Smaller, faster, cheaper – ESP-MACCS chosen as ESA’s first Earth observation Scout mission
03 Dec 2020



A new mission to study how climate change affects the processes in the Earth’s atmosphere has been selected by the European Space Agency (ESA).


​​​Artist impression of the ESP-MACCS constellation in orbit.

Credit: GomSpace​

This UK-Danish led mission will be smaller and cheaper than the traditional ESA Earth observation satellites and will be ready for launch in just 4 years. It has been selected as part of a new programme to develop small, agile spacecraft to complement the existing fleet while proving new techniques in Earth observations which could be scaled up for future missions.

ESP-MACCS (Earth System Processes Monitored in the Atmosphere by a Constellation of CubeSats), is the first of these missions to be chosen and is being led by GomSpace in Denmark with science instruments provided by the Science and Technology Facilities Council's RAL Space.

ESA's Director of Earth Observation Programmes, Josef Aschbacher, announced the decision to move forward with EPS-MACCS today​ at the 16th Appleton Space Conference. RAL Space will be responsible for the mission's thermal infrared spectrometer.

Dr Aschbacher said: “The selection of this first Scout mission is a key programmatic milestone for Earth Observation and a significant step forward in our efforts to embrace the age of New Space.

“With EPS-MACCS now heading into negotiations, the plan is now also to further assess the feasibility of implementing additional Scout mission proposals that we received."

A constellation of three satellites will focus on the tropics and subtropics. Rapidly growing mega-cities and increased occurrence of wildfires in these geographical areas generates greenhouse and polluting gasses which are quickly transported high into the atmosphere. This affects processes taking place in this sensitive region which in turn, impacts the climate at the surface.

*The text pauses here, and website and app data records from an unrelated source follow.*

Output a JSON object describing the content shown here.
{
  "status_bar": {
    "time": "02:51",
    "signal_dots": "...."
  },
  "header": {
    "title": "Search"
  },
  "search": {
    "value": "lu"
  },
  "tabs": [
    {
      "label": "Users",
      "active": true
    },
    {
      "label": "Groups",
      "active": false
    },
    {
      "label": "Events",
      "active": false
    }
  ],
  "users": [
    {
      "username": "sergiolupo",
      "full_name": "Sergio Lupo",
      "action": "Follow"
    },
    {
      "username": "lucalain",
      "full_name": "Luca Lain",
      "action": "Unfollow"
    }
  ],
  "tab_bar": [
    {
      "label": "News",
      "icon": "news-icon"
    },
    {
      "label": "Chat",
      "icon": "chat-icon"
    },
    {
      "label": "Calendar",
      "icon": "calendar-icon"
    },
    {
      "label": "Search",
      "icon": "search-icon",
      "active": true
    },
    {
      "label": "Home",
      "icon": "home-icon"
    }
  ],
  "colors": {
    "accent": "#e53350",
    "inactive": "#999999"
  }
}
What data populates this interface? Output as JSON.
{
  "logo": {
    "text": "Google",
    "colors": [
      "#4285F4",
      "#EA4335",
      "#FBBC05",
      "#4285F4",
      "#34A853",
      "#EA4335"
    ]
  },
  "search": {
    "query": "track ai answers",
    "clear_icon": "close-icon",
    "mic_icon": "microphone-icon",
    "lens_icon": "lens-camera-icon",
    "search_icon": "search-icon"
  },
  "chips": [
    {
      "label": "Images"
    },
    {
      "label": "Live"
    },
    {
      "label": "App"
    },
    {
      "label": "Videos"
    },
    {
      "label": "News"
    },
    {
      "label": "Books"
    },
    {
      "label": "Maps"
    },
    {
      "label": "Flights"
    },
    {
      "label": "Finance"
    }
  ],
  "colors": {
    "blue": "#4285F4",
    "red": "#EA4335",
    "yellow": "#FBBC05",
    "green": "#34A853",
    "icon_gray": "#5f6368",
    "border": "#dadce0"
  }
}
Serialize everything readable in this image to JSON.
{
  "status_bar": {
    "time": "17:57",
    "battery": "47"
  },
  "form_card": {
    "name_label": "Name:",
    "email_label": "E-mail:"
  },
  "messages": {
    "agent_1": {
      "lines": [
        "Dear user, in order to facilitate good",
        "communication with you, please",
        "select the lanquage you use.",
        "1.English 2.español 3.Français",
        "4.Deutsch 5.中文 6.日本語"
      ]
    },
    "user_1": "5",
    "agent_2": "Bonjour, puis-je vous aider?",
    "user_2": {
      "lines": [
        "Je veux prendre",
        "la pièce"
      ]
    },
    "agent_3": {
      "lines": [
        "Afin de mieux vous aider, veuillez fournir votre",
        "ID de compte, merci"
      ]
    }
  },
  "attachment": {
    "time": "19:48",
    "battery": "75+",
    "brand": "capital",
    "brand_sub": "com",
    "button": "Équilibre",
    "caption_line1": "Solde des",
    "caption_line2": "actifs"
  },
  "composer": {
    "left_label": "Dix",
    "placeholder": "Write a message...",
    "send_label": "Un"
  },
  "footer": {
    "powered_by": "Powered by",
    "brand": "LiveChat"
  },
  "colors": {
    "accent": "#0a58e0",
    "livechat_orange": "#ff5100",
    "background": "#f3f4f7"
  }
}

ESP-MACCS will monitor the vital ozone layer which protects the Earth from harmful ultra violet rays from the Sun. It will also make highly accurate measurements of greenhouse gases, including water vapour, covering the whole of the tropics within a month, allowing scientists to track both spatial and seasonal changes in the state of the high atmosphere.

Dr Damien Weidmann, from RAL Space and lead scientist for ESP-MACCS said: “The mission is packed with innovation, from the way the atmosphere is measured, to the instrumentation used to do the measurements. Exciting scientific insights and knowledge are expected."

The instrumentation for this type of system is usually larger than a washing machine but the team have manage to reduce this to fit within GomSpace's small, toaster-sized cubesat platform with each instrument on board weighing less than 1.3kg.

The mission is able to meet ESA's stringent requirements for a small, light spacecraft with a rapid turnaround to launch because the instruments on board build on more than 10 years of research and development by scientists at RAL Space, the UK's national space laboratory.

While this will be the first technology of this kind and size to fly on board a spacecraft the technology developed has already been used for a number of applications here on the ground. Some aspects of the technology underpinning ESP-MACCS have been exploited for the development of non-invasive breath analysis for early medical diagnosis and environmental monitoring.

Dr Graham Turnock, Chief Executive of the UK Space Agency, said: “The UK is leading the way in using space to take the fight to climate change and is making Earth observation satellites one of the most important weapons in our arsenal.

“This new mission builds on these strengths in an exciting and innovative way, using satellites the size of a toaster to demonstrate techniques much faster and cheaper than traditional missions."